Like the previous Wii title, the controls are good but not completely spot-on. All of the actions are handled fairly well by the Wiimote. Aside from of the menus, you hardly need to point the controller at the screen because all of the game motions require you to hold it like a remote, handle or stick. World Kitchen is responsive whenever you move in the six primary directions (toward, away, left, right, up down), although twisting motions sometimes take a while to register. This time around, some of the actions have a meter so you'll have to time the movement on-screen to match the given icon in order to achieve the most successful results. Things like egg-breaking, which was difficult to do accurately, are made much easier thanks to the meter. Some activities, such as food flipping, also make use of the meter, so they become a bit easier to deal with. Unfortunately, some of the activities are still difficult to get right for no apparent reason. Lettuce tearing, for example, simply has you turning the lettuce and peeling off the perfect leaf. Oddly enough, though, getting the perfect leaf was hit-and-miss, since sometimes the perfect tear would happen and, on the next turn with the exact same motion, the tear would come up a little short.

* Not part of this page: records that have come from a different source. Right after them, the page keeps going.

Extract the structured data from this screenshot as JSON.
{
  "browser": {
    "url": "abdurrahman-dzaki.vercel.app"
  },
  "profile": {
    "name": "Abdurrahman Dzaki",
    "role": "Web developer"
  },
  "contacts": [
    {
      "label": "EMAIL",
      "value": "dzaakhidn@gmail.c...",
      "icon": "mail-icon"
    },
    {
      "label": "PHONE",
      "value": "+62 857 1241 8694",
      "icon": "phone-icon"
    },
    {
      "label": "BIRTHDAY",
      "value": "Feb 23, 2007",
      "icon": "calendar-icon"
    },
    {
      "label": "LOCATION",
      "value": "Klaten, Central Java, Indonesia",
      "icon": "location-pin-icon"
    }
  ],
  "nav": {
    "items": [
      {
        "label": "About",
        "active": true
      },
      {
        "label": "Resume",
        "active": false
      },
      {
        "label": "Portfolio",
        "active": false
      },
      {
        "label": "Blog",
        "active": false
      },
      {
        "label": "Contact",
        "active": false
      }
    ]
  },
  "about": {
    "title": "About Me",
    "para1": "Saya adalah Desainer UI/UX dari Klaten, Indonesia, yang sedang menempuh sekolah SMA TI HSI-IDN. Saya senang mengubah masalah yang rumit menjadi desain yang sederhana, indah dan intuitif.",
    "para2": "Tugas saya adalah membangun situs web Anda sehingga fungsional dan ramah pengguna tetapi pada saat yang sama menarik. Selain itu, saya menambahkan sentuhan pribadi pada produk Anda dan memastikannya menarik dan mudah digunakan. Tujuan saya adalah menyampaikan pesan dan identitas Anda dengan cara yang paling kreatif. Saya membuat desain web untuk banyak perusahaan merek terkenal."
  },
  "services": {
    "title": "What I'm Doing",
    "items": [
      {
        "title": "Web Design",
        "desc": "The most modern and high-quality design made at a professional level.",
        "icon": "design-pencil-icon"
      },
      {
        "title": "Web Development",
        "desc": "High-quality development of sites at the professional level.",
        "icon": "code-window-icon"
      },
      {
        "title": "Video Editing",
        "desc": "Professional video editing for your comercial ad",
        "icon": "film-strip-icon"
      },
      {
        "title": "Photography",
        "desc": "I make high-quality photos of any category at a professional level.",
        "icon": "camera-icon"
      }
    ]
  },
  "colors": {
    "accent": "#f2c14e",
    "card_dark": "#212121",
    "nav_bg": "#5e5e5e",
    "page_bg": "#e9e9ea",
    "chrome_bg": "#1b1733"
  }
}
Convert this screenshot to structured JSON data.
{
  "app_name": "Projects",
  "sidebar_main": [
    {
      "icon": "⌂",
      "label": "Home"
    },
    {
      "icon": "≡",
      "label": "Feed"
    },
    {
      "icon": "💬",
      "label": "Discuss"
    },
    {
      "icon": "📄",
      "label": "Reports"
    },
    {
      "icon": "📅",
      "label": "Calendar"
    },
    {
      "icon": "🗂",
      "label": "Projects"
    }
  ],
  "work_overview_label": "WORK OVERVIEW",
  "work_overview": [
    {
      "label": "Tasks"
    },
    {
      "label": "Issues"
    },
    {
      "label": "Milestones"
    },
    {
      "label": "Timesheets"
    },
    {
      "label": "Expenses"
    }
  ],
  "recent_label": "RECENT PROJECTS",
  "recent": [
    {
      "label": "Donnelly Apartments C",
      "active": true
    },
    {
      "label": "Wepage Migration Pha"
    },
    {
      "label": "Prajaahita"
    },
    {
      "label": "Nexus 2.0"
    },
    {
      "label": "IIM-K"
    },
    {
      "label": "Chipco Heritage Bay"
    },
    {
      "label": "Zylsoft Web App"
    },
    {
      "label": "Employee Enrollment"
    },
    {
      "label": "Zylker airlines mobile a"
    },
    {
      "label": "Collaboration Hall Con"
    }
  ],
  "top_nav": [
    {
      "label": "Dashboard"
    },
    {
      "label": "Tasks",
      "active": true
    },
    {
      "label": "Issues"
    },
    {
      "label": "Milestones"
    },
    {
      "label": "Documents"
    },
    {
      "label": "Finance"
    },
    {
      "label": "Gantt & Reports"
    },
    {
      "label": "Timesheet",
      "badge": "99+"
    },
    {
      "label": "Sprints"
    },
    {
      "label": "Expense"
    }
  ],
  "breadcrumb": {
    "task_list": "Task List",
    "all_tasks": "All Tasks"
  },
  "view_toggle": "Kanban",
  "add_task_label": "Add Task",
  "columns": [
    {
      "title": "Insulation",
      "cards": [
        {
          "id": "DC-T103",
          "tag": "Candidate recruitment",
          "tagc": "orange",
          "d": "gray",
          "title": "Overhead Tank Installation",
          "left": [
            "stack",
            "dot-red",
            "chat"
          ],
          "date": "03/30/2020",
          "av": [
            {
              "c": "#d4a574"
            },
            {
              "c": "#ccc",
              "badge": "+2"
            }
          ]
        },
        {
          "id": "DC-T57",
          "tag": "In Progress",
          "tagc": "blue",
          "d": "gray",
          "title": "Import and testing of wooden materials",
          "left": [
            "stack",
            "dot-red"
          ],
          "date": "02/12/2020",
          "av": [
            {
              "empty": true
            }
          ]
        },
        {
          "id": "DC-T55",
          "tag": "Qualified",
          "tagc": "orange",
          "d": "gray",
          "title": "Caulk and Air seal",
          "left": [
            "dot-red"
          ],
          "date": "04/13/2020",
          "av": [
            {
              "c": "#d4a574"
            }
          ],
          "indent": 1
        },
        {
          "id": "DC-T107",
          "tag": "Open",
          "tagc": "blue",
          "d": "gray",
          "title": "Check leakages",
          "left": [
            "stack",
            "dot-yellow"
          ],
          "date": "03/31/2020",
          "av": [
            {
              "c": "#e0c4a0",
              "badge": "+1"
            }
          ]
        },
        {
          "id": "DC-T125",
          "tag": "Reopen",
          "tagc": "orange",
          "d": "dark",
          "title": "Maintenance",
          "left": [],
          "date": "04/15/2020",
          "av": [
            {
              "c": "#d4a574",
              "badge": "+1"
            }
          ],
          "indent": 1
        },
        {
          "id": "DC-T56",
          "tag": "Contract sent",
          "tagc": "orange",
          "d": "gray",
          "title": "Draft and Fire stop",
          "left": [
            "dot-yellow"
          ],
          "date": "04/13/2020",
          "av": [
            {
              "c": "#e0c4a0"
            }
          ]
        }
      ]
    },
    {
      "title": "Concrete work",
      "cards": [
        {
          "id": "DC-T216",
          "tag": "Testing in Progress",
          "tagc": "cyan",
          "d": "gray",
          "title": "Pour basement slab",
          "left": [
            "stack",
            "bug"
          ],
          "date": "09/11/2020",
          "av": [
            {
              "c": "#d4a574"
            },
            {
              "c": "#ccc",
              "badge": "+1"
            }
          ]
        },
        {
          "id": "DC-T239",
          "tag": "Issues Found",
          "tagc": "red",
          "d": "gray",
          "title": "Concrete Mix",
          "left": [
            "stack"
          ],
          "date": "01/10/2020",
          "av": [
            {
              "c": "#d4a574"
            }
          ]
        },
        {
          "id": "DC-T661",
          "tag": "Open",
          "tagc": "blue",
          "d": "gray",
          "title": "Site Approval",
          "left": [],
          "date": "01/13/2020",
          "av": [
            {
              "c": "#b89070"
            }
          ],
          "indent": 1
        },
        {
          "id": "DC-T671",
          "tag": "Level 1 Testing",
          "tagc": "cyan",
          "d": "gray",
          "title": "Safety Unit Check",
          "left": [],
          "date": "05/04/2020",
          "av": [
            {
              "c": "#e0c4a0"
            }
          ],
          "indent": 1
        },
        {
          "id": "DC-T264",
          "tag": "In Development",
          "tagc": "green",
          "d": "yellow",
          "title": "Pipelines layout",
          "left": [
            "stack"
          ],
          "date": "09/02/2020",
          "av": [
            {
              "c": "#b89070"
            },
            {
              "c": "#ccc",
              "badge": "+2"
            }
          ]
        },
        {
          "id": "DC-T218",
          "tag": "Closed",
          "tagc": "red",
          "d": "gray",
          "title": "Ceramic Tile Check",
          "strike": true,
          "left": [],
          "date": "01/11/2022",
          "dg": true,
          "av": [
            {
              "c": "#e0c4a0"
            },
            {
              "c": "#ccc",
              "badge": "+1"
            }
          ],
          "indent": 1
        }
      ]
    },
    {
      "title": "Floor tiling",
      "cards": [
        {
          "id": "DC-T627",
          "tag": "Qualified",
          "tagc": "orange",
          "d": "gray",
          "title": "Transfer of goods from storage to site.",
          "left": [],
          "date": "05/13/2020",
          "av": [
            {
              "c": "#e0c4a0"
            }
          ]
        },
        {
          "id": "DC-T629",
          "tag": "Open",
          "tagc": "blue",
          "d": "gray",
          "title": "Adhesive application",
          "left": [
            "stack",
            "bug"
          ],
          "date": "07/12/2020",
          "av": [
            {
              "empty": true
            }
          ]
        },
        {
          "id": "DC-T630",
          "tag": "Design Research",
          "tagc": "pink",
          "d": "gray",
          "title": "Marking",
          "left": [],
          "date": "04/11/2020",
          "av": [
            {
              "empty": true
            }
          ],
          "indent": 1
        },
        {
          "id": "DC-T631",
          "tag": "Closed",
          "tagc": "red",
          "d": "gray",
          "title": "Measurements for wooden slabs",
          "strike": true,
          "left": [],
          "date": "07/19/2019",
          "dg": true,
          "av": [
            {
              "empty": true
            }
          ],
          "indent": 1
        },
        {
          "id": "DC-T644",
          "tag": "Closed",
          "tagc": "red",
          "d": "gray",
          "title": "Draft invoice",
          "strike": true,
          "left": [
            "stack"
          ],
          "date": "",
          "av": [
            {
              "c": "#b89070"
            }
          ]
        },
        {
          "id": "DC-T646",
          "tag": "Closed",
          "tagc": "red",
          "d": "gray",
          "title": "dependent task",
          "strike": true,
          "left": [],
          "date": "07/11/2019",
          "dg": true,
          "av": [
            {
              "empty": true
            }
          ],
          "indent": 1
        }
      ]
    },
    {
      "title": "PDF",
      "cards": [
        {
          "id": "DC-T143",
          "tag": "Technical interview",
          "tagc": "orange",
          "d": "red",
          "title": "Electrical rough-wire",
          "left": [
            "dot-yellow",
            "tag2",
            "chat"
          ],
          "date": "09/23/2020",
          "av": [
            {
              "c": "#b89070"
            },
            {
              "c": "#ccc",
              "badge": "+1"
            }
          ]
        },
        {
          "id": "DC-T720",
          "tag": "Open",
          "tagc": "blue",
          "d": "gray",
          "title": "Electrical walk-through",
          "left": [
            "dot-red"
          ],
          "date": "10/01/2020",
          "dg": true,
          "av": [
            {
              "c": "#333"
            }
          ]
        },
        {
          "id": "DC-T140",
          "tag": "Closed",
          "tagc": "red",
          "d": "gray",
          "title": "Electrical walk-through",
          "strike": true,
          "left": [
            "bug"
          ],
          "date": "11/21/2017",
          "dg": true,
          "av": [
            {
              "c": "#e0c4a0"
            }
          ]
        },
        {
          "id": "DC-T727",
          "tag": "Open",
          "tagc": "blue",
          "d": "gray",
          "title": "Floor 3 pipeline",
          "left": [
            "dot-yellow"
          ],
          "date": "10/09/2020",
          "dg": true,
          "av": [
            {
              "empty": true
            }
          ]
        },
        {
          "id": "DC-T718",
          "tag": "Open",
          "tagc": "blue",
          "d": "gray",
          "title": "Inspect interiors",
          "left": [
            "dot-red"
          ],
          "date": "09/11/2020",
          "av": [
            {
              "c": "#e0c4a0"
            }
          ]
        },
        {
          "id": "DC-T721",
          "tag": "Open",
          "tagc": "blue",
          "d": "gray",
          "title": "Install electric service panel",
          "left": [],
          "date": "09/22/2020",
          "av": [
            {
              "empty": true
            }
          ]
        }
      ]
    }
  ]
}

The graphics in World Kitchen have definitely been improved over the last title. The biggest jump the game has made is the full move to 3-D for the ingredients and characters, including Mama. The art style is the same as the 2-D version, however, so the familiarity of Mama and the kitchen is still there. The game's bright colors help accentuate the cartoon shading of the graphics, making it pleasing to the eyes. While it looks good in standard definition, it suffers a bit for players in high definition. The game doesn't support widescreen and is displayed in 480i, showing no anti-aliasing on the thick character lines and making the screen a bit blurrier.
The sound is good, though a bit quirky, and the music remains very casual. The sound effects haven't changed all that much, so everything sounds appropriate enough for the kitchen. Every tune makes you feel happy and bouncy, even though you might be cutting onions or using a meat slicer. It works, but don't be surprised if you forget about the music altogether while you're playing. The created characters now have voices and, for the most part, they're mediocre. Not only are they forgettable to slightly annoying, but they also never seem happy with themselves unless you start scoring gold medals on each recipe task. Having your character ask if he or she was meant to cook after scoring a silver medal for making hamburger patties isn't exactly the most encouraging thing to hear. Luckily, Mama's voice is exactly as you remember it from previous titles. The same voice actor comes back to voice Mama, and you can tell that she tried improving her speech this time around. The attempts at speaking English with a thick Japanese accent help give Mama some personality. You can't help but smile anytime you hear Mama say that you're better than her or that everything will be all right because she'll help you out.
Cooking Mama: World Kitchen is a worthy successor to the prior Wii title. It brings back the familiarity and adds new things for the players to try. Co-op was a much-needed mode, and the graphics received a boost, preventing critics from simply calling it a port of the Nintendo DS game. It still needs some improvements in the controls, and it doesn't offer a deeper single-player experience like its counterpart, Order Up. Still, fans of the original and those curious to try the series will find that this version of the game does not disappoint.